With the Super Bowl just around the corner, athletes and fans of the world have their focus fixed firmly on the big game. But for _math_letes, the big game might bring to mind a little problem relating to the possible scores in a game of football. With only limited options for the amount of points that you can score, some totals simply cannot be reached, but what is the highest? If you want to know what links coins, football and McDonald’s chicken nuggets, this is a problem for you.
The Super Bowl Math Problem
The problem involves the possible scores either the Los Angeles Rams or the New England Patriots could possibly achieve on Sunday without a safety or a two-point conversion. In other words, the allowable ways to increase their scores are 3-point field goals and 7-point touchdowns.

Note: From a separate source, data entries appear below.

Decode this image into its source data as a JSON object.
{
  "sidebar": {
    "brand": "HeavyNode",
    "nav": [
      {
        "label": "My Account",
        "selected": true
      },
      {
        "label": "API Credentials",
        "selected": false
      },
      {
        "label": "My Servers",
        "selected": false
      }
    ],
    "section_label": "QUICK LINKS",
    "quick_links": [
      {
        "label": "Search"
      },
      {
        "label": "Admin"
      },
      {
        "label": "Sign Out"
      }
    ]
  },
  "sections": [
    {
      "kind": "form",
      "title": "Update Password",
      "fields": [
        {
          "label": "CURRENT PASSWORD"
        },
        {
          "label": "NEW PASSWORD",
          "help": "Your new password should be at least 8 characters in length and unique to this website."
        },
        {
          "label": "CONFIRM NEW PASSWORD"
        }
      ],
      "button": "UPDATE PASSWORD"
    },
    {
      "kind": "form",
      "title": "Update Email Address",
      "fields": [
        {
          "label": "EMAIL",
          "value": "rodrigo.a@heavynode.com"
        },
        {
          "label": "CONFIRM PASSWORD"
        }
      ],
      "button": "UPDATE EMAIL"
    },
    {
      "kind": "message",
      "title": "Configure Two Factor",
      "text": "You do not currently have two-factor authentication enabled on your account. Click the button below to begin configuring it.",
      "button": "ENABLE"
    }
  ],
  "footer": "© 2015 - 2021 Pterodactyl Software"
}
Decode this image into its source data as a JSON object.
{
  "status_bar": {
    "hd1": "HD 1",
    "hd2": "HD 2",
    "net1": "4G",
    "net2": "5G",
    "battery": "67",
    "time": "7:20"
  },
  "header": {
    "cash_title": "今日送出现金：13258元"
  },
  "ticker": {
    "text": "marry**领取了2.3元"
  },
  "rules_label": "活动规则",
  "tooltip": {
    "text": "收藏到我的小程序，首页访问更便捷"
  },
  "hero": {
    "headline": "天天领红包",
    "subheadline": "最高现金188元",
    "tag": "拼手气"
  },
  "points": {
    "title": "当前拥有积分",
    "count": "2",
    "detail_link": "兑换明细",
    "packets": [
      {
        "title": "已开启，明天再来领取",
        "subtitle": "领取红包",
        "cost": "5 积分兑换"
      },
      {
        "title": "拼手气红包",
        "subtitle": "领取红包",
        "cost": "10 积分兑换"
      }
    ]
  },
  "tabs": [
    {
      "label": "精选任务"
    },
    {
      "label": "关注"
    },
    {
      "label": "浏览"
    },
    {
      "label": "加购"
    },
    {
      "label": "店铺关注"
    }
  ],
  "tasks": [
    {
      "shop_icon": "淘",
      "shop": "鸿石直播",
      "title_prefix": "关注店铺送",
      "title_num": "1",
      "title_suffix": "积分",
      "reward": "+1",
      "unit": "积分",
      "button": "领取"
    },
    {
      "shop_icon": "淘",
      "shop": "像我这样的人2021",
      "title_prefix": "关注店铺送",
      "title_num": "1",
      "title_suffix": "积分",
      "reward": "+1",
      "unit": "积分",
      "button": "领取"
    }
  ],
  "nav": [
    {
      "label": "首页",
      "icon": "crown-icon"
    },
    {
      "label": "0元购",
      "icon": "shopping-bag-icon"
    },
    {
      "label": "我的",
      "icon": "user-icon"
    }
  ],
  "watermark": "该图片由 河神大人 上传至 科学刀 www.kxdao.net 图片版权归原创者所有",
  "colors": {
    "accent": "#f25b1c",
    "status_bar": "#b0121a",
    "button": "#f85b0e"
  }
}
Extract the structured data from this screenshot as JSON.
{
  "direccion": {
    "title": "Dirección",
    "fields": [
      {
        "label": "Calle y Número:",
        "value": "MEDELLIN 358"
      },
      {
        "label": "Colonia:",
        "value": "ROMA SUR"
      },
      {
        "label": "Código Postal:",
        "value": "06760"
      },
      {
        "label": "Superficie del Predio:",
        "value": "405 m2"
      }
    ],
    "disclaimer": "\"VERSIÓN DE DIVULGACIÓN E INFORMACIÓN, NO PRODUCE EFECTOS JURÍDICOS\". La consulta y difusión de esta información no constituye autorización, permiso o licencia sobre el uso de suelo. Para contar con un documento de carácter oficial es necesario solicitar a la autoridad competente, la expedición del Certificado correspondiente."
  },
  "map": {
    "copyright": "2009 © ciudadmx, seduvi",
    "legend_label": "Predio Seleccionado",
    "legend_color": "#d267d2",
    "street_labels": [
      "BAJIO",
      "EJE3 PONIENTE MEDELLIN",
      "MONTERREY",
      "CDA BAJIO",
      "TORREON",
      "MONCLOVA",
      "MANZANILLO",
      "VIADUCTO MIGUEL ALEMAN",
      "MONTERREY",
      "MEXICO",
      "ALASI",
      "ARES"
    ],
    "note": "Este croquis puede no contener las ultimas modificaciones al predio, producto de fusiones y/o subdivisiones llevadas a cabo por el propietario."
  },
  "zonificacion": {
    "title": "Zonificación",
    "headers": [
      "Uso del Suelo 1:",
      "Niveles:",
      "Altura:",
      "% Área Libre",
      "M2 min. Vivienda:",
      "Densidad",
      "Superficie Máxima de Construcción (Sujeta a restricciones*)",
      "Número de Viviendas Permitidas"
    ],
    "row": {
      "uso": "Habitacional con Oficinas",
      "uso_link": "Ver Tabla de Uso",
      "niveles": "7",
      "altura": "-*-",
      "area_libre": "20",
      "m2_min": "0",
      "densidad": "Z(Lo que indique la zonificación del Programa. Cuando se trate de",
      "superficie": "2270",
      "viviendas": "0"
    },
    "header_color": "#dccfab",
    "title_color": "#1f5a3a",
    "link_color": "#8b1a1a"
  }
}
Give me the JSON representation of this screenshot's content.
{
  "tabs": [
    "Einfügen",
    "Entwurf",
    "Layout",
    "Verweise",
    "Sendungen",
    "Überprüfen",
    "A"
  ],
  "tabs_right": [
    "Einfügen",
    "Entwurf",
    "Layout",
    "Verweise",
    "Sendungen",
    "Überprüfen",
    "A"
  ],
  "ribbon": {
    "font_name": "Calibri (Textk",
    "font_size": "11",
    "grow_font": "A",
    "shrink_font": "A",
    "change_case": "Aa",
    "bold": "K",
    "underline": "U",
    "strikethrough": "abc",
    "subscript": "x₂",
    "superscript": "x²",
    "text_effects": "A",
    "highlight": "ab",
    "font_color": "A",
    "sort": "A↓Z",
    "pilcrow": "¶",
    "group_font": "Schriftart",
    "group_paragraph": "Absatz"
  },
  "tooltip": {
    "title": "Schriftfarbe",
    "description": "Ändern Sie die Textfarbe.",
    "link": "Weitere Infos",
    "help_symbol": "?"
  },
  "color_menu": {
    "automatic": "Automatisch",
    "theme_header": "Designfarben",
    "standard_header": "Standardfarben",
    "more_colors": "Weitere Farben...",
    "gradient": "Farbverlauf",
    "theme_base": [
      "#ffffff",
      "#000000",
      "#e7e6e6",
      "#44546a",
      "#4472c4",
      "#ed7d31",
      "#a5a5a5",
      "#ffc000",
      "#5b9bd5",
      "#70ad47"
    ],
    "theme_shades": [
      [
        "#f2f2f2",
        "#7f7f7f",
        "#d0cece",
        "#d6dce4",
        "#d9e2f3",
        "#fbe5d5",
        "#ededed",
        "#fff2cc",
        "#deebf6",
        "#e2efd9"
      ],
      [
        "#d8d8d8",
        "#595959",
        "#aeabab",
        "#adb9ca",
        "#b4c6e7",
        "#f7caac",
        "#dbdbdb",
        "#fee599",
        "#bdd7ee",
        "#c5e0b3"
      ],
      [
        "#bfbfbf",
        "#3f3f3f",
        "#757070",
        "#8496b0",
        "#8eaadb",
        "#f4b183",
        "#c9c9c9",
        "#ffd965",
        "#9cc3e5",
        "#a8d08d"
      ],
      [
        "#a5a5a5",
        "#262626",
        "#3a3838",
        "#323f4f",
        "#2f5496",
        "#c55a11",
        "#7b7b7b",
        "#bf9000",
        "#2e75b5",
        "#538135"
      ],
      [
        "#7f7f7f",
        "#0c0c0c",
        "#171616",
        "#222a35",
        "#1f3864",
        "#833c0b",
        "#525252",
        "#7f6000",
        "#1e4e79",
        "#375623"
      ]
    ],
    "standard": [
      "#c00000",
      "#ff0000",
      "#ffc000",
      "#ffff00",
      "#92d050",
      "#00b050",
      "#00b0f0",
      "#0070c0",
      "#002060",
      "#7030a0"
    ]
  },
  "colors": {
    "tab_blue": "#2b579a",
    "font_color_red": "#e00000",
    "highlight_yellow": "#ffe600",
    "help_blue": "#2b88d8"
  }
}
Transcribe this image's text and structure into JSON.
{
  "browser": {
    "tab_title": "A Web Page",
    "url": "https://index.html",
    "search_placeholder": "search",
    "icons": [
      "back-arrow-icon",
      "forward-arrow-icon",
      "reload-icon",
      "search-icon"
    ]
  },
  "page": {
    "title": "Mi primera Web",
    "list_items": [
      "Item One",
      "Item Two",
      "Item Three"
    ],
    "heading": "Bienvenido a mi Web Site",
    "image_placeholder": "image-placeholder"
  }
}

So, without safeties, you can’t achieve a score of 2 points in a game with any combination of 3s and 7s. Similarly, you can’t achieve a score of 4 either, nor can you score 5.
The question is: What’s the highest score that can’t be achieved with only 3-point field goals and 7-point touchdowns?
Of course, touchdowns without a conversion are worth 6, but since you can get to that with two field goals anyway, it doesn’t matter for the problem. Also, since we’re dealing with math here, you don’t have to worry about the specific team’s tactics or even any limits on their ability to score points.
Try to solve this yourself before moving on!
Finding a Solution (the Slow Way)
This problem has some complex mathematical solutions (see Resources for full details, but the main result will be introduced below), but it’s a good example of how this isn’t needed to find the answer.
All you have to do to find a brute-force solution is to simply try each of the scores in turn. So we know you can’t score 1 or 2, because they’re less than 3. We already established that 4 and 5 aren’t possible, but 6 is, with two field goals. After 7 (which is possible), can you score 8? Nope. Three field goals gives 9, and a field goal and a converted touchdown makes 10. But you can’t get 11.
From this point onwards, a little work shows that:
And in fact, you can keep going like this for as long as you want. The answer seems to be 11. But is it?
The Algebraic Solution
Mathematicians call these problems “Frobenius coin problems.” The original form related to coins, such as: If you only had coins valued 4 cents and 11 cents (not real coins, but again, that’s math problems for you), what is the largest amount of money you couldn’t produce.
The solution, in terms of algebra, is that with one score worth p points and one score worth q points, the highest score you can’t get (N) is given by:
So plugging in the values from the Super Bowl problem gives:
Which is the answer we got the slow way. So what if you could only score touchdowns with no conversion (6 points) and touchdowns with one-point conversions (7 points)? See if you can use the formula to work it out before reading on.
In this case, the formula becomes:
The Chicken McNugget Problem
So the game is over and you want to reward the winning team with a trip to McDonald's. But they only sell McNuggets in boxes of 9 or 20. So what’s the highest number of nuggets you can’t buy with these (outdated) box numbers? Try to use the formula to find the answer before reading on.
And with p = 9 and q = 20:
So provided you were buying more than 151 nuggets – the winning team will probably be pretty hungry, after all – you could buy any number of nuggets you wanted with some box combination.
You might be wondering why we’ve only covered two-number versions of this problem. What if we incorporated safeties, or if McDonalds sold three sizes of nugget boxes? There is no clear formula in this case, and while most versions of it can be solved, some aspects of the question are completely unsolved.
So maybe when you’re watching the game or eating bite-sized bits of chicken you can claim you’re trying to solve an open problem in mathematics – it’s worth a try to get out of chores!
About the Author
Lee Johnson is a freelance writer and science enthusiast, with a passion for distilling complex concepts into simple, digestible language. He's written about science for several websites including eHow UK and WiseGeek, mainly covering physics and astronomy. He was also a science blogger for Elements Behavioral Health's blog network for five years. He studied physics at the Open University and graduated in 2018.